### Problem requirements:
Pull each line containing "structured" out of the data and copy it.

——

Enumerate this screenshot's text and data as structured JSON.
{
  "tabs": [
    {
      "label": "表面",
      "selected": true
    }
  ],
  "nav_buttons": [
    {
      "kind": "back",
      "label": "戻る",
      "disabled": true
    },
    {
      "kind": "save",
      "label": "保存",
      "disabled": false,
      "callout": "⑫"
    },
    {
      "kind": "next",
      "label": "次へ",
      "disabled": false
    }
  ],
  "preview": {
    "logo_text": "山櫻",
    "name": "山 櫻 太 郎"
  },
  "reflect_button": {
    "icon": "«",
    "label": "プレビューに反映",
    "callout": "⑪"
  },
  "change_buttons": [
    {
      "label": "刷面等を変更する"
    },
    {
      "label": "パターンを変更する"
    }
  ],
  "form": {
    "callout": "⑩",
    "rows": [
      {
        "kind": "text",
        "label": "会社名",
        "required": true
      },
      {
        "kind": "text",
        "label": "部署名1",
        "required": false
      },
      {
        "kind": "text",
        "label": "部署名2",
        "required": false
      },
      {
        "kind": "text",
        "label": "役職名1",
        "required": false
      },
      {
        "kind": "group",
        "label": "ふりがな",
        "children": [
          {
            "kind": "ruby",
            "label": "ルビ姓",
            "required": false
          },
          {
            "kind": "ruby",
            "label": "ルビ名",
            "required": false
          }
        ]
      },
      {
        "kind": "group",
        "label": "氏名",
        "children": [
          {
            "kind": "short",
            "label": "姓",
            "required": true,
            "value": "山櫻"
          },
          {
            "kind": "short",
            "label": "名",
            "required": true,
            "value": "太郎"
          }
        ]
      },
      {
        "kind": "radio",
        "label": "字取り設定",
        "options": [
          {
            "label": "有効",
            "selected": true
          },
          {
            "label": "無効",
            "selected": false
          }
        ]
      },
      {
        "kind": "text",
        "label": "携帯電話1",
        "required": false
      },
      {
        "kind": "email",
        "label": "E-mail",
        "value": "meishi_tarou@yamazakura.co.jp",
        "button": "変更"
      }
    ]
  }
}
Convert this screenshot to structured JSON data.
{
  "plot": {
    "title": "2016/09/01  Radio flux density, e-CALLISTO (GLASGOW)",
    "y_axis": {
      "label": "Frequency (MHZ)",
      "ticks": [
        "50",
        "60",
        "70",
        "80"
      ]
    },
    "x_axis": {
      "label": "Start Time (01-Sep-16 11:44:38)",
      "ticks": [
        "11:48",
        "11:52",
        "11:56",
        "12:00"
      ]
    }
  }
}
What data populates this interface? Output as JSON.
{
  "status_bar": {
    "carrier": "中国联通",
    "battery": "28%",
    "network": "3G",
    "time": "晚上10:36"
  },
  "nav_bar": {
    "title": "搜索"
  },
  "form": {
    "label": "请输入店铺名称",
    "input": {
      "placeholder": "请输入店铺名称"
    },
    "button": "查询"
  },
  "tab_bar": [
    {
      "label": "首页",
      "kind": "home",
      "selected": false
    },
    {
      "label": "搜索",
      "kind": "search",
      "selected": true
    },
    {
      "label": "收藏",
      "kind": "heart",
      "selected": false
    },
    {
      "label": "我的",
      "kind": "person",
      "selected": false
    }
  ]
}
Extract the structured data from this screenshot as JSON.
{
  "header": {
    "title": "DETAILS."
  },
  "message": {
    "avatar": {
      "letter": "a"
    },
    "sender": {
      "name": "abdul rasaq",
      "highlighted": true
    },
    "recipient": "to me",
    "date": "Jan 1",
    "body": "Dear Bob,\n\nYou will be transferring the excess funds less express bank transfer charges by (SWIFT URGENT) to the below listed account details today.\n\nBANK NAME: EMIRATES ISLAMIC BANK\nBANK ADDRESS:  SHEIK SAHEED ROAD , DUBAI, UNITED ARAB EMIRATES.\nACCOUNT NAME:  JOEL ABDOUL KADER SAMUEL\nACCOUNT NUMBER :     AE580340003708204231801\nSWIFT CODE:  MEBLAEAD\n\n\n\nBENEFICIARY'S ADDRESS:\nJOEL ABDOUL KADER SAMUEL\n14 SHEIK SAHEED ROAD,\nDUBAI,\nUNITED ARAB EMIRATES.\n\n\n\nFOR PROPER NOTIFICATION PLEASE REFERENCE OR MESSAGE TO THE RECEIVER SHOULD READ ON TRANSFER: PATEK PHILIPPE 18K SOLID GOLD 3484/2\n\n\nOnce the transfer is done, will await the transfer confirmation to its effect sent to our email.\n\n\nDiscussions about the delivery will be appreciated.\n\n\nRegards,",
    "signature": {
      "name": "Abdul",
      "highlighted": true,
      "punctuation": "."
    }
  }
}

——

### Response box:
Enumerate this screenshot's text and data as structured JSON.
Convert this screenshot to structured JSON data.
Extract the structured data from this screenshot as JSON.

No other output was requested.